  30. Wijnen J, Leeuw W de, Vasen H, Klift H van der, Moller P, Stormorken A, Meijers-Heijboer H, Lindhout D, Menko F, Vossen S, Moslein G, Tops C, Brocker-Vriends A, Wu Y, Hofstra R, Sijmons R, Cornelisse C, Morreau H, Fodde R (1999) Familial endometrial cancer in female carriers of MSH6 germline mutations. Nat Genet 23:142–144CrossRefPubMedGoogle Scholar
  31. Woerner SM, Benner A, Sutter C, Schiller M, Yuan YP, Keller G, Bork P, Knebel Doeberitz M von, Gebert JF (2003) Pathogenesis of DNA repair-deficient cancers: a statistical meta-analysis of putative real common target genes. Oncogene 22:2226–2235CrossRefPubMedGoogle Scholar

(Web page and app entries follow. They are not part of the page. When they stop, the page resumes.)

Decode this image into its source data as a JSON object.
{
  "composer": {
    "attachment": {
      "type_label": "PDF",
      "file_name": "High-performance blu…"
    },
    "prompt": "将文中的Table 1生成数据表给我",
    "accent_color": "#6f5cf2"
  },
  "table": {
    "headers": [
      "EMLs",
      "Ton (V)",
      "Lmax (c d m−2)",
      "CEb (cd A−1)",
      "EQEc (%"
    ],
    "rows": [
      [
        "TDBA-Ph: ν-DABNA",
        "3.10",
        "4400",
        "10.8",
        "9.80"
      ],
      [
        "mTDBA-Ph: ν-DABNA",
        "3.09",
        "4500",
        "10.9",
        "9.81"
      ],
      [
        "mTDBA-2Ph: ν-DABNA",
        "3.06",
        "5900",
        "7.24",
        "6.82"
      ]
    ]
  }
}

Copyright information

© Springer-Verlag 2004

Authors and Affiliations

  • Matthias Kloor
    • 1
  • Christian Sutter
    • 2
  • Nicolas Wentzensen
    • 1
  • Friedrich W. Cremer
    • 2
  • Annick Buckowitz
    • 3
  • Monika Keller
    • 4
  • Magnus von Knebel Doeberitz
    • 1
  • Johannes Gebert
    • 1
  1. 1.Institute of Molecular Pathology, Department of PathologyUniversity of HeidelbergHeidelbergGermany
  2. 2.Institute of Human GeneticsUniversity of HeidelbergHeidelbergGermany
  3. 3.Department of SurgeryUniversity Hospital HeidelbergHeidelbergGermany
  4. 4.Psychosocial Care UnitUniversity Hospital HeidelbergHeidelbergGermany

Personalised recommendations